Start of Records

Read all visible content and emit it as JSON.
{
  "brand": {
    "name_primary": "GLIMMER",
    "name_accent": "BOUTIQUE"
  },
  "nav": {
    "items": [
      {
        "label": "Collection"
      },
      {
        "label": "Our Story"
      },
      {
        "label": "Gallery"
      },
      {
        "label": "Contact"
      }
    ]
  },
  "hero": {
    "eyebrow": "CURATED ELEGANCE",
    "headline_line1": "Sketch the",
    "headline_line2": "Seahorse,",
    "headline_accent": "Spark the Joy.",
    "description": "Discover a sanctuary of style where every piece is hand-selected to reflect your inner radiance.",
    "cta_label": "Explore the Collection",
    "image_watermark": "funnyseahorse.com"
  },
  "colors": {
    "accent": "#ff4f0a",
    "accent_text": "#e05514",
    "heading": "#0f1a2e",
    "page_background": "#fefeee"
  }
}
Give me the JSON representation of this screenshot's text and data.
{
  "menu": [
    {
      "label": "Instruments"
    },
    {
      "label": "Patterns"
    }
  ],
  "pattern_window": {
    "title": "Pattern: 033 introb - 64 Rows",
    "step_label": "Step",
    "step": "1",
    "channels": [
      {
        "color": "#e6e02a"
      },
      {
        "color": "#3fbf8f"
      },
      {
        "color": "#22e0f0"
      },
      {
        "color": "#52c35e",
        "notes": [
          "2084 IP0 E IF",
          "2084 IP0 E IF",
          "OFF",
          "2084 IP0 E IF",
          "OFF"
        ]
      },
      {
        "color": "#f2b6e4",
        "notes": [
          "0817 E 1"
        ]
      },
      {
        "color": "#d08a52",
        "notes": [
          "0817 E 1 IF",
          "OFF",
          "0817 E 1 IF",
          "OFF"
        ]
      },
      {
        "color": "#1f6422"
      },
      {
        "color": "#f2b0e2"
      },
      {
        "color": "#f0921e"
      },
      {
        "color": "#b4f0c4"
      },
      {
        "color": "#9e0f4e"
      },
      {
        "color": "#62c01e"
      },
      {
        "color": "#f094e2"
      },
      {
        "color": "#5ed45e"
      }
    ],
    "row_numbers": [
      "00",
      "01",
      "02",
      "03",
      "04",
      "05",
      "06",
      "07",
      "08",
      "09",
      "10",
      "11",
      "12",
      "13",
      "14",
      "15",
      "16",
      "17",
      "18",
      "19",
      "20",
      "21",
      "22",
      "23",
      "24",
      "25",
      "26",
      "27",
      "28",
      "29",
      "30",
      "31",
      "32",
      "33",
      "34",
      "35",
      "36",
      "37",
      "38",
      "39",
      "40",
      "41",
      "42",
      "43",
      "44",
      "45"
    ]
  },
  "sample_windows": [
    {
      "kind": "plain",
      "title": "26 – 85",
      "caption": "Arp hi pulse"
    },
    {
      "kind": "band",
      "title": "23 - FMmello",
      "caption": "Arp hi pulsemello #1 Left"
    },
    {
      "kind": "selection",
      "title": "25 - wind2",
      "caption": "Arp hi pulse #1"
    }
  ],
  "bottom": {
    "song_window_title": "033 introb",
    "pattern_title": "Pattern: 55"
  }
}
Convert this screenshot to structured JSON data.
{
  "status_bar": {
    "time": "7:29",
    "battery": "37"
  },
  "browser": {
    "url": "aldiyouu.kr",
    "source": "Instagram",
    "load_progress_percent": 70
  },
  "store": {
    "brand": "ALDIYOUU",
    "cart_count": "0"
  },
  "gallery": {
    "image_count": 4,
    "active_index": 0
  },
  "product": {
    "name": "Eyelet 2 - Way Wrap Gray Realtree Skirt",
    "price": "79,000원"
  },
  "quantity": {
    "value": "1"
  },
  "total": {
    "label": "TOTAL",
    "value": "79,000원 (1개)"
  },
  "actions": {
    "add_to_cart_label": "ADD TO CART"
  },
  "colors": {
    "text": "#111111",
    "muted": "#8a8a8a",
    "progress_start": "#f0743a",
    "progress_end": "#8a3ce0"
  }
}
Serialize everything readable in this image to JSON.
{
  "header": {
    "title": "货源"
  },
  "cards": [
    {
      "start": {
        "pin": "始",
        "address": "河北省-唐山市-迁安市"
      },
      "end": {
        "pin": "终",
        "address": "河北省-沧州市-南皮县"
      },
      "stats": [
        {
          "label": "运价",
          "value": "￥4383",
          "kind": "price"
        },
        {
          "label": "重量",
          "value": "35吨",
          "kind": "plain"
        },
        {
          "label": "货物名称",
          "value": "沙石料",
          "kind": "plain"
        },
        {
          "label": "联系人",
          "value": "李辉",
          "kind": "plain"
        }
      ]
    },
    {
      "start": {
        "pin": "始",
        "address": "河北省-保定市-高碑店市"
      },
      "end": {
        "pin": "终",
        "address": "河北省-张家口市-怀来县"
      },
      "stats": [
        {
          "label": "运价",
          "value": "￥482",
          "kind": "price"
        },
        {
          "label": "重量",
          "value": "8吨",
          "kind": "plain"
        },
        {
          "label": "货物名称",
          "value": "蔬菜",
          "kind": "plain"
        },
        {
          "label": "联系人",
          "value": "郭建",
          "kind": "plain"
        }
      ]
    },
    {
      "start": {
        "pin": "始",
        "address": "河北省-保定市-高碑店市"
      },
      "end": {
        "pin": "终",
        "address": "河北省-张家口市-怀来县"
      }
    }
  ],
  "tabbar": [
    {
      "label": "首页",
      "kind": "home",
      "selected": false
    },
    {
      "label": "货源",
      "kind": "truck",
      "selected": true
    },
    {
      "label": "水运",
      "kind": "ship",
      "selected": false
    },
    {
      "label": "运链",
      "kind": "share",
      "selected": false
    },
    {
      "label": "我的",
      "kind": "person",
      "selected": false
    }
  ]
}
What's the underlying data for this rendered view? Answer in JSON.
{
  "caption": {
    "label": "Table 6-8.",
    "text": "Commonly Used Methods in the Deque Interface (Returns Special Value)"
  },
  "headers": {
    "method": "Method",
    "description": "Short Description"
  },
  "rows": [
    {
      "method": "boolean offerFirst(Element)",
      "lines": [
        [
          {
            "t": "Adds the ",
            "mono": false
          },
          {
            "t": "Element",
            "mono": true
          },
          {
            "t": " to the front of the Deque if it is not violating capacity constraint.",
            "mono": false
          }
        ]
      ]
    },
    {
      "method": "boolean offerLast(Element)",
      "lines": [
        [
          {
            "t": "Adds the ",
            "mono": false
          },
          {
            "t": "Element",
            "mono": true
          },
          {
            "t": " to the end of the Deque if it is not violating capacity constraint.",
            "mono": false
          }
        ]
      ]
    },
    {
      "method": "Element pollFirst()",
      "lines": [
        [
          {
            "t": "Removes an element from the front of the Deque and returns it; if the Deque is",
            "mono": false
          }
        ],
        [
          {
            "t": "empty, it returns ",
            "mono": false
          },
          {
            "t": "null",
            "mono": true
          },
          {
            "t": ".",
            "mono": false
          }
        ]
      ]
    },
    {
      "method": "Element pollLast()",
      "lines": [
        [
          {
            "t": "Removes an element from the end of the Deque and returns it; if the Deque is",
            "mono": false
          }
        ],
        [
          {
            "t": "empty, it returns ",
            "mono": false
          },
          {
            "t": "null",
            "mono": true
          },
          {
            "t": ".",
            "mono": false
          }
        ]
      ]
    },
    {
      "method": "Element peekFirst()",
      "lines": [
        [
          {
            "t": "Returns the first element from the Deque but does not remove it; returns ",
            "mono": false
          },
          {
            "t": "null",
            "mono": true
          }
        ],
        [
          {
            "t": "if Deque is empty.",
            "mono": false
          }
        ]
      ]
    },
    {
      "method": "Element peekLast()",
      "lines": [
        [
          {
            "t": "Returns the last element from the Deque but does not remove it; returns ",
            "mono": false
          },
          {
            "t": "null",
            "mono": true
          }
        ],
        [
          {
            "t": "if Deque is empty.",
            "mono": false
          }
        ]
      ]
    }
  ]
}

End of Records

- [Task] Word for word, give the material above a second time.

- [Result]
Read all visible content and emit it as JSON.
{
  "brand": {
    "name_primary": "GLIMMER",
    "name_accent": "BOUTIQUE"
  },
  "nav": {
    "items": [
      {
        "label": "Collection"
      },
      {
        "label": "Our Story"
      },
      {
        "label": "Gallery"
      },
      {
        "label": "Contact"
      }
    ]
  },
  "hero": {
    "eyebrow": "CURATED ELEGANCE",
    "headline_line1": "Sketch the",
    "headline_line2": "Seahorse,",
    "headline_accent": "Spark the Joy.",
    "description": "Discover a sanctuary of style where every piece is hand-selected to reflect your inner radiance.",
    "cta_label": "Explore the Collection",
    "image_watermark": "funnyseahorse.com"
  },
  "colors": {
    "accent": "#ff4f0a",
    "accent_text": "#e05514",
    "heading": "#0f1a2e",
    "page_background": "#fefeee"
  }
}
Give me the JSON representation of this screenshot's text and data.
{
  "menu": [
    {
      "label": "Instruments"
    },
    {
      "label": "Patterns"
    }
  ],
  "pattern_window": {
    "title": "Pattern: 033 introb - 64 Rows",
    "step_label": "Step",
    "step": "1",
    "channels": [
      {
        "color": "#e6e02a"
      },
      {
        "color": "#3fbf8f"
      },
      {
        "color": "#22e0f0"
      },
      {
        "color": "#52c35e",
        "notes": [
          "2084 IP0 E IF",
          "2084 IP0 E IF",
          "OFF",
          "2084 IP0 E IF",
          "OFF"
        ]
      },
      {
        "color": "#f2b6e4",
        "notes": [
          "0817 E 1"
        ]
      },
      {
        "color": "#d08a52",
        "notes": [
          "0817 E 1 IF",
          "OFF",
          "0817 E 1 IF",
          "OFF"
        ]
      },
      {
        "color": "#1f6422"
      },
      {
        "color": "#f2b0e2"
      },
      {
        "color": "#f0921e"
      },
      {
        "color": "#b4f0c4"
      },
      {
        "color": "#9e0f4e"
      },
      {
        "color": "#62c01e"
      },
      {
        "color": "#f094e2"
      },
      {
        "color": "#5ed45e"
      }
    ],
    "row_numbers": [
      "00",
      "01",
      "02",
      "03",
      "04",
      "05",
      "06",
      "07",
      "08",
      "09",
      "10",
      "11",
      "12",
      "13",
      "14",
      "15",
      "16",
      "17",
      "18",
      "19",
      "20",
      "21",
      "22",
      "23",
      "24",
      "25",
      "26",
      "27",
      "28",
      "29",
      "30",
      "31",
      "32",
      "33",
      "34",
      "35",
      "36",
      "37",
      "38",
      "39",
      "40",
      "41",
      "42",
      "43",
      "44",
      "45"
    ]
  },
  "sample_windows": [
    {
      "kind": "plain",
      "title": "26 – 85",
      "caption": "Arp hi pulse"
    },
    {
      "kind": "band",
      "title": "23 - FMmello",
      "caption": "Arp hi pulsemello #1 Left"
    },
    {
      "kind": "selection",
      "title": "25 - wind2",
      "caption": "Arp hi pulse #1"
    }
  ],
  "bottom": {
    "song_window_title": "033 introb",
    "pattern_title": "Pattern: 55"
  }
}
Convert this screenshot to structured JSON data.
{
  "status_bar": {
    "time": "7:29",
    "battery": "37"
  },
  "browser": {
    "url": "aldiyouu.kr",
    "source": "Instagram",
    "load_progress_percent": 70
  },
  "store": {
    "brand": "ALDIYOUU",
    "cart_count": "0"
  },
  "gallery": {
    "image_count": 4,
    "active_index": 0
  },
  "product": {
    "name": "Eyelet 2 - Way Wrap Gray Realtree Skirt",
    "price": "79,000원"
  },
  "quantity": {
    "value": "1"
  },
  "total": {
    "label": "TOTAL",
    "value": "79,000원 (1개)"
  },
  "actions": {
    "add_to_cart_label": "ADD TO CART"
  },
  "colors": {
    "text": "#111111",
    "muted": "#8a8a8a",
    "progress_start": "#f0743a",
    "progress_end": "#8a3ce0"
  }
}
Serialize everything readable in this image to JSON.
{
  "header": {
    "title": "货源"
  },
  "cards": [
    {
      "start": {
        "pin": "始",
        "address": "河北省-唐山市-迁安市"
      },
      "end": {
        "pin": "终",
        "address": "河北省-沧州市-南皮县"
      },
      "stats": [
        {
          "label": "运价",
          "value": "￥4383",
          "kind": "price"
        },
        {
          "label": "重量",
          "value": "35吨",
          "kind": "plain"
        },
        {
          "label": "货物名称",
          "value": "沙石料",
          "kind": "plain"
        },
        {
          "label": "联系人",
          "value": "李辉",
          "kind": "plain"
        }
      ]
    },
    {
      "start": {
        "pin": "始",
        "address": "河北省-保定市-高碑店市"
      },
      "end": {
        "pin": "终",
        "address": "河北省-张家口市-怀来县"
      },
      "stats": [
        {
          "label": "运价",
          "value": "￥482",
          "kind": "price"
        },
        {
          "label": "重量",
          "value": "8吨",
          "kind": "plain"
        },
        {
          "label": "货物名称",
          "value": "蔬菜",
          "kind": "plain"
        },
        {
          "label": "联系人",
          "value": "郭建",
          "kind": "plain"
        }
      ]
    },
    {
      "start": {
        "pin": "始",
        "address": "河北省-保定市-高碑店市"
      },
      "end": {
        "pin": "终",
        "address": "河北省-张家口市-怀来县"
      }
    }
  ],
  "tabbar": [
    {
      "label": "首页",
      "kind": "home",
      "selected": false
    },
    {
      "label": "货源",
      "kind": "truck",
      "selected": true
    },
    {
      "label": "水运",
      "kind": "ship",
      "selected": false
    },
    {
      "label": "运链",
      "kind": "share",
      "selected": false
    },
    {
      "label": "我的",
      "kind": "person",
      "selected": false
    }
  ]
}
What's the underlying data for this rendered view? Answer in JSON.
{
  "caption": {
    "label": "Table 6-8.",
    "text": "Commonly Used Methods in the Deque Interface (Returns Special Value)"
  },
  "headers": {
    "method": "Method",
    "description": "Short Description"
  },
  "rows": [
    {
      "method": "boolean offerFirst(Element)",
      "lines": [
        [
          {
            "t": "Adds the ",
            "mono": false
          },
          {
            "t": "Element",
            "mono": true
          },
          {
            "t": " to the front of the Deque if it is not violating capacity constraint.",
            "mono": false
          }
        ]
      ]
    },
    {
      "method": "boolean offerLast(Element)",
      "lines": [
        [
          {
            "t": "Adds the ",
            "mono": false
          },
          {
            "t": "Element",
            "mono": true
          },
          {
            "t": " to the end of the Deque if it is not violating capacity constraint.",
            "mono": false
          }
        ]
      ]
    },
    {
      "method": "Element pollFirst()",
      "lines": [
        [
          {
            "t": "Removes an element from the front of the Deque and returns it; if the Deque is",
            "mono": false
          }
        ],
        [
          {
            "t": "empty, it returns ",
            "mono": false
          },
          {
            "t": "null",
            "mono": true
          },
          {
            "t": ".",
            "mono": false
          }
        ]
      ]
    },
    {
      "method": "Element pollLast()",
      "lines": [
        [
          {
            "t": "Removes an element from the end of the Deque and returns it; if the Deque is",
            "mono": false
          }
        ],
        [
          {
            "t": "empty, it returns ",
            "mono": false
          },
          {
            "t": "null",
            "mono": true
          },
          {
            "t": ".",
            "mono": false
          }
        ]
      ]
    },
    {
      "method": "Element peekFirst()",
      "lines": [
        [
          {
            "t": "Returns the first element from the Deque but does not remove it; returns ",
            "mono": false
          },
          {
            "t": "null",
            "mono": true
          }
        ],
        [
          {
            "t": "if Deque is empty.",
            "mono": false
          }
        ]
      ]
    },
    {
      "method": "Element peekLast()",
      "lines": [
        [
          {
            "t": "Returns the last element from the Deque but does not remove it; returns ",
            "mono": false
          },
          {
            "t": "null",
            "mono": true
          }
        ],
        [
          {
            "t": "if Deque is empty.",
            "mono": false
          }
        ]
      ]
    }
  ]
}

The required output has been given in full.